Frog and Toad were happier than ever. And so was their company, a room of eager young eyes and giggly open mouths. (And a few furry friends.) It was a chance to mark the year and a kickoff to the next.

Theatre of Youth’s “A Year with Frog and Toad” is exactly that warm sentiment. That it echoed the sentiment of the evening’s Curtain Up festivities didn’t hurt the mood, either. The children got their reminder, and so did the adults.

Michael Walline returns to direct this favorite musical, last seen on TOY’s stage eight seasons ago. This time, Walline also choreographs. Previous star Bobby Cooke reprises his role as Toad, and he is joined by Jacob Albarella’s Frog, and Kelly Copps, Arin Lee Dandes and Michael Zito as a slew of animal friends.

The show is an adorable take on the Arnold Lobel children’s book, a classic among generations. It poses wonderful questions about the time we spend and the time we waste. If there’s one construct that would seem elusive to little ones, it’s this, and it plants the seeds for future discoveries of value, priority, friendship and commitment.

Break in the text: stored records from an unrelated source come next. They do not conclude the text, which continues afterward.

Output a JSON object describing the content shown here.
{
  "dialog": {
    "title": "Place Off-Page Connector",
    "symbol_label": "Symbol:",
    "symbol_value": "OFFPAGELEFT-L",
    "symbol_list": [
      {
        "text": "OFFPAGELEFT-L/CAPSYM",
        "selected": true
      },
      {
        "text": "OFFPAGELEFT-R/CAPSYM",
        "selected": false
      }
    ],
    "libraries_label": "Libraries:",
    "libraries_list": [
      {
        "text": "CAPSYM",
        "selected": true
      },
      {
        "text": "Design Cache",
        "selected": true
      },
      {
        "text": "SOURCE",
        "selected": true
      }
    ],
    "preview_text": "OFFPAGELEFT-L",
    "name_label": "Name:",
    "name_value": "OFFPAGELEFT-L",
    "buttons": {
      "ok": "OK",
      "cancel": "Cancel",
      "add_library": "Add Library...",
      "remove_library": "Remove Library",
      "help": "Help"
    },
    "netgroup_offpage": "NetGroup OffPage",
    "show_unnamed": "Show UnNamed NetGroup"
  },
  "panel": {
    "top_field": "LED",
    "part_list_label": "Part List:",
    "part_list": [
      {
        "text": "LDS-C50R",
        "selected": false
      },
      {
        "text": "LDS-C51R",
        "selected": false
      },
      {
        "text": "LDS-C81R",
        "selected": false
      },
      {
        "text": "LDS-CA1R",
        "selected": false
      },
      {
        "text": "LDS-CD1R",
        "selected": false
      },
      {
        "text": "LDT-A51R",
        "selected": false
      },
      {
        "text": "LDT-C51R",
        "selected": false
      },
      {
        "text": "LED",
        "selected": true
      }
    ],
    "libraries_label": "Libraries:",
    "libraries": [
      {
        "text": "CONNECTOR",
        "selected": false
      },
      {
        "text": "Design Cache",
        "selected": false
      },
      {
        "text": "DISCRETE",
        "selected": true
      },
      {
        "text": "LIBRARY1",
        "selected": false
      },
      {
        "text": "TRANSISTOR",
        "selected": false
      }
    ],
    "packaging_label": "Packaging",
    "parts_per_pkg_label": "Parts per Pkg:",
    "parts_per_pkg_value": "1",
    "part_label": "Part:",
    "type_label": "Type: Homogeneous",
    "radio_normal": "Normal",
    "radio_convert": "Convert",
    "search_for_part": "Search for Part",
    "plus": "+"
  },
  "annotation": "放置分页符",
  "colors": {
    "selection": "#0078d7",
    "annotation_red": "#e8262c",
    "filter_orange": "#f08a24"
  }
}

When we meet these two, they’re getting ready for spring. Toad is a worrier, unable to keep his alarm clock intact or his latent loneliness at bay – he’s never gotten any mail, and he feels just awful about that. It’s understandable; a handwritten letter is worth gold today, a gift that’s never gone out of fashion. Frog, on the other hand, is more resolute. His garden is active and maintained, his bed is made and blankets folded, and his attention to detail pays him back in dividends.

Put these opposing, yet loving, personalities together, and you get a year of trials and lessons – “experiences,” as some diplomatic parents might call them.

Cooke is suitably adorable as the worrisome Toad. He never quite whines, but he expresses disappointment in his own mild sloppiness. Cooke does this kindly, so as to not be intolerable. It would seem he could use another day off to get his things in order, starting with a repaired alarm clock.

He loves his friendship with Frog, whom Albarella fits like a glove. Frog might remind parents of obsessive Niles Crane from television’s “Frasier,” with his quiet, near-obsessive routine and frankness. But Albarella is mild-mannered, soft and never close to a narcissist. Each role needs these lines drawn, or else their friendship would seem co-dependent and ill advised. In these actors’ hands, they are loving, capable and kind, if sometimes incongruous, and even more rarely at odds.

As their supportive network of friends, Copps, Dandes and Zito bring much charm and splash to the lily pad. Together, they bookend the show as lavish, character-drawn Birds, flying south for the winter and returning by show’s end. Dandes is especially personable as Mouse, dressed (by costumer Barbara Priore) as a sleek Parisian, much in the same way her and Copps’ Moles don full-length fur coats. These are some stylish rodents.

But Zito’s adorable Snail, with the mail, makes the biggest impression. When concerned Frog decides to send Toad a letter, filling his heart and mailbox with something unexpected, Snail naturally takes forever – a whole year – to deliver the goods.

When Zito appears, charting his glacial progress across the pond, his flimsy running-in-place moves elicit big, deserved laughs. What hilarity can ensue from two fast-moving forearms.

Walline put tailored touches all over this production. His choreography is traditionally Wallinian, matching the music’s vaudevillian panache with follies-like flair. But closer to the heart: A reminder that in every year, we have ups and downs, routines and tasks, givings and misgivings, and the chance to commemorate our time together and reaffirm the things that matter most.


Four stars

What: “A Year With Frog and Toad”

Presented by: Theatre of Youth

Where: Allendale Theatre, 203 Allen St.

Through: Oct. 13

Tickets: $24-$25

Info: 884-4400 or